Barney Ferguson and “Duffy’s Blunders” have had a good week at the St. Charles Theatre.

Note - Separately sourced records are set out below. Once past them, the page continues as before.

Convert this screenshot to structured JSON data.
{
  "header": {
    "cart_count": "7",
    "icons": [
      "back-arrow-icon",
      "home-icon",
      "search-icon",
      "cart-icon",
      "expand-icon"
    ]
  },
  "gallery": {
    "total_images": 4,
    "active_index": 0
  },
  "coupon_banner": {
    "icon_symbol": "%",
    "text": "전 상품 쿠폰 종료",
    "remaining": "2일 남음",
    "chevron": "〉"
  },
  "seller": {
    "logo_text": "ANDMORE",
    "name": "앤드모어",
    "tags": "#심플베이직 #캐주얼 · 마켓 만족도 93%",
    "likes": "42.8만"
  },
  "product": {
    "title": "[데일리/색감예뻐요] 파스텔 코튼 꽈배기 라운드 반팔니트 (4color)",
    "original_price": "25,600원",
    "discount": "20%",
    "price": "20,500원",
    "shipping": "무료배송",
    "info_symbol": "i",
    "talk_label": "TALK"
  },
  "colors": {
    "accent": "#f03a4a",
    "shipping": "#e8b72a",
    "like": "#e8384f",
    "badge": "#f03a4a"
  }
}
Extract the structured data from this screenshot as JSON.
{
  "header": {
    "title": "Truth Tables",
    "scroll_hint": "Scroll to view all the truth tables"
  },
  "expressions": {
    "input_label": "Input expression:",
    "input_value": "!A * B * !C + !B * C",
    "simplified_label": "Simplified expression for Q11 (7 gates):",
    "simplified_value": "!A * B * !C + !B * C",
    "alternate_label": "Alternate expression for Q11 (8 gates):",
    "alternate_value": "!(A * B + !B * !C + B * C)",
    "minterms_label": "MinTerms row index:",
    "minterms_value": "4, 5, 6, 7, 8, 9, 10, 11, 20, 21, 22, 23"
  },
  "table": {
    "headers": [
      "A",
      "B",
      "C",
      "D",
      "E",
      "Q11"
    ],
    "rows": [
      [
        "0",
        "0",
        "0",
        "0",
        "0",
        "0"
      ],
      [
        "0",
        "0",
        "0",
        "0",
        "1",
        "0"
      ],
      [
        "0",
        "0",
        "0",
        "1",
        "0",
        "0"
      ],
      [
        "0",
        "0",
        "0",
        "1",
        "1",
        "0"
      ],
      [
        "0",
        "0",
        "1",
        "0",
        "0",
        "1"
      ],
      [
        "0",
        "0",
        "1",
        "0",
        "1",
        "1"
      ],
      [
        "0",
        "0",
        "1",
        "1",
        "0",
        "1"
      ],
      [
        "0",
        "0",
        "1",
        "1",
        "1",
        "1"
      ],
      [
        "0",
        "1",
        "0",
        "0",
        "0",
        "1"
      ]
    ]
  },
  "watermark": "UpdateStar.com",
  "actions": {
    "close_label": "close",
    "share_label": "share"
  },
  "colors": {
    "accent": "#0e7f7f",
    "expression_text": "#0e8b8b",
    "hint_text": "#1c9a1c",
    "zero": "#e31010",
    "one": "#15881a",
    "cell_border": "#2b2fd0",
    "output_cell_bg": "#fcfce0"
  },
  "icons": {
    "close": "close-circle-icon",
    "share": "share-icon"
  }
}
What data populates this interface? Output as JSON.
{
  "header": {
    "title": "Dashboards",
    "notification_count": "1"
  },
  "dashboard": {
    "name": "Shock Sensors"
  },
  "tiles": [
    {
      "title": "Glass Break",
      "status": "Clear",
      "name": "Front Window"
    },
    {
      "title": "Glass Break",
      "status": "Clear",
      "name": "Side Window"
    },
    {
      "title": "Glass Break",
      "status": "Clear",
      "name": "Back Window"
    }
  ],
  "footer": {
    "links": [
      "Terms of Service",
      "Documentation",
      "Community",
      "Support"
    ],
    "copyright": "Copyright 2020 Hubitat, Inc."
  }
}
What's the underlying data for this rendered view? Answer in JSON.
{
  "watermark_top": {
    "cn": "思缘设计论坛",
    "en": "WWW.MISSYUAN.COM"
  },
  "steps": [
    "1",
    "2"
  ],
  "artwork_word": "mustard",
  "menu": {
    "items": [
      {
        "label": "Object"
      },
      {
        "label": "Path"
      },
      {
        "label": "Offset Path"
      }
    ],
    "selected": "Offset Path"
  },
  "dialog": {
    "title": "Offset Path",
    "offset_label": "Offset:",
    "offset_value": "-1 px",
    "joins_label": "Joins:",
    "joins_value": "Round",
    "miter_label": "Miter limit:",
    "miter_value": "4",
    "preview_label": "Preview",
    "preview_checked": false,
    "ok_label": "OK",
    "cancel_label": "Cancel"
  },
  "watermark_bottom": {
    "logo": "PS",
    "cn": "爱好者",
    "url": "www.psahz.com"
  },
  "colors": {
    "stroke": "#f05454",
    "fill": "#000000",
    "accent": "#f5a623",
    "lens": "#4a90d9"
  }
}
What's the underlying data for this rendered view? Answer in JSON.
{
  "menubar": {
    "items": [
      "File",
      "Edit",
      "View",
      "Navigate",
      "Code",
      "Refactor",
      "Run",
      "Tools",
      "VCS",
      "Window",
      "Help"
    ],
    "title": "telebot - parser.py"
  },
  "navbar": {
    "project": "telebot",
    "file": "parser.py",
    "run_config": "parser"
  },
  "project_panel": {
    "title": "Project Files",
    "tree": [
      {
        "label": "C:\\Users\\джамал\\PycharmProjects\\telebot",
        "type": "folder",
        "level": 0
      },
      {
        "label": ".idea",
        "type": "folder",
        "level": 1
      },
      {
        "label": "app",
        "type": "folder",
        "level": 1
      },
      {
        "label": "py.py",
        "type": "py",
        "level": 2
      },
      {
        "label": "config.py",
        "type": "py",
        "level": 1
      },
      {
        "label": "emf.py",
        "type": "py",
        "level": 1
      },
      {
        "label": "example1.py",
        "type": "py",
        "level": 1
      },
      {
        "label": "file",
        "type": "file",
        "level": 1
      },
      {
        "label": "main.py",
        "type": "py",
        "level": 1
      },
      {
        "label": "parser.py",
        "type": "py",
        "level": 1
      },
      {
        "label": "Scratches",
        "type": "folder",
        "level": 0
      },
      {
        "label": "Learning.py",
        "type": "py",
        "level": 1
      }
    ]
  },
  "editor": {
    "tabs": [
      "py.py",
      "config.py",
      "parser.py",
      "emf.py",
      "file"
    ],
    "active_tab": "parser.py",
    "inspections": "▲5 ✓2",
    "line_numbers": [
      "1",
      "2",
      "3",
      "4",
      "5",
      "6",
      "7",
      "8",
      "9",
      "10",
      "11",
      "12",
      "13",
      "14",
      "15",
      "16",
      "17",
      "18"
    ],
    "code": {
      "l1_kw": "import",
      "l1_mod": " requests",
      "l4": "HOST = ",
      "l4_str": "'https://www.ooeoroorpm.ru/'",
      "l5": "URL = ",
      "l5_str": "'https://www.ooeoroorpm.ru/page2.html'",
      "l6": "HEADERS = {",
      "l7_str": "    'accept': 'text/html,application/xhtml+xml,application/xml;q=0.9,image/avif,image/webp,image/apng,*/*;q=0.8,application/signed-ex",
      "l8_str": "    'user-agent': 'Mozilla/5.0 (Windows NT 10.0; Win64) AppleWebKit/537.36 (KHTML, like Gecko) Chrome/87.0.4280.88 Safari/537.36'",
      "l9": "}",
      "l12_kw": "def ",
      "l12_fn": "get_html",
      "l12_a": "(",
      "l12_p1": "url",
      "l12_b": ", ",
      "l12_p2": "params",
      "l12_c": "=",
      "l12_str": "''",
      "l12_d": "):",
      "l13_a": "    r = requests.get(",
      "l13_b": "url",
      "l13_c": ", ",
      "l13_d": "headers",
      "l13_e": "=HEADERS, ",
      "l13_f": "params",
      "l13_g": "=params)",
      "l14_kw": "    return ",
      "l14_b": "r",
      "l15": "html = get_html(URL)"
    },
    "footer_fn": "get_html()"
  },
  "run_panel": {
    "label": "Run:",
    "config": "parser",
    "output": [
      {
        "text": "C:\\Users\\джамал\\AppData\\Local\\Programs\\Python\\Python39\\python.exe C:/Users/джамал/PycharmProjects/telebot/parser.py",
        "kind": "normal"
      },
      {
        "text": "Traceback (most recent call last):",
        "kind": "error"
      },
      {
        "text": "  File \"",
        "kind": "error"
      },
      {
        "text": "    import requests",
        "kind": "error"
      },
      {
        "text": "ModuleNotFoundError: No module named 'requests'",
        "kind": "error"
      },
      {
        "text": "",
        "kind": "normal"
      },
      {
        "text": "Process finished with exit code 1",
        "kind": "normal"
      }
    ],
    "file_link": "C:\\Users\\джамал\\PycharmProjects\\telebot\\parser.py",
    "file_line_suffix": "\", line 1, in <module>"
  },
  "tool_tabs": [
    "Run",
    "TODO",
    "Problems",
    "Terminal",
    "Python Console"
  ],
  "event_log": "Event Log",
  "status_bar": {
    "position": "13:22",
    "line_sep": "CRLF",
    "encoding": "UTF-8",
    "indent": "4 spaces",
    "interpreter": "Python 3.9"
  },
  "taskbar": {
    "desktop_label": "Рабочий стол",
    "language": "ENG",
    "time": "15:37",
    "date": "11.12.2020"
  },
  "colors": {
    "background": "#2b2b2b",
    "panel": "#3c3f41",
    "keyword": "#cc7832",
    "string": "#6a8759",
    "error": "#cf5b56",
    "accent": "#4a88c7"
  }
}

The new attraction to-night will be the first representation here of a strong comedy-drama called “Pawn Ticket 210.” The work is by David Belasco and Clay M. Green, authors of high repute. “Pawn Ticket 210” was originally written for and produced by Lotta in the height of her popularity and proved itself a resourceful, strong and dramatic play. On the occasion of its first presentation here it will introduce among others Amy Lee, Frank Doane and P. Aug. Anderson, three members of the dramatic profession whose names are a guarantee of their excellence. Miss Lee is the daughter of Rose and Harry Watkins, whose names were household words throughout the south, there they starred for many years with their own company, little Amy playing the child’s parts in their various productions. They retired from the stage a number of years ago and resided at their old homestead at Twenty-third street, New York, until the demise of Mr. Watkins in February last. But long before Mrs. Watkins married her second husband, and before Amy was born, Rose Watkins was known as Mrs. Chas. Howard, and for three seasons was the most popular leading lady that was ever connected with the old Varieties Theatre in the good old days of grand stock companies. Miss Amy’s mother is now travelling with the company, in order to be with her daughter. The former “queen star of the south” will be happy to revive old and delightful memories and meet her many southern friends on the occasion of this visit. Other members of the company of note are Mr. Lionel Bland, F.A. Connor, George White, Clayton Strong, Miss Sara Luscelles, Nellie Dunbar. The play is noted for the strength of its dramatic scenes, truthful character portrayal and the thrilling interest which is aroused throughout the course of the presentation. A pathetic vein and a love and comedy element are so perfectly interwoven that smiles and tears are blended in a manner most felicitious. The general production, it is said, will be greatly enhanced by the new scenic equipments and the new song and dance specialties which have been consistently introduced.
The Daily Picayune (New Orleans, LA) December 02, 1894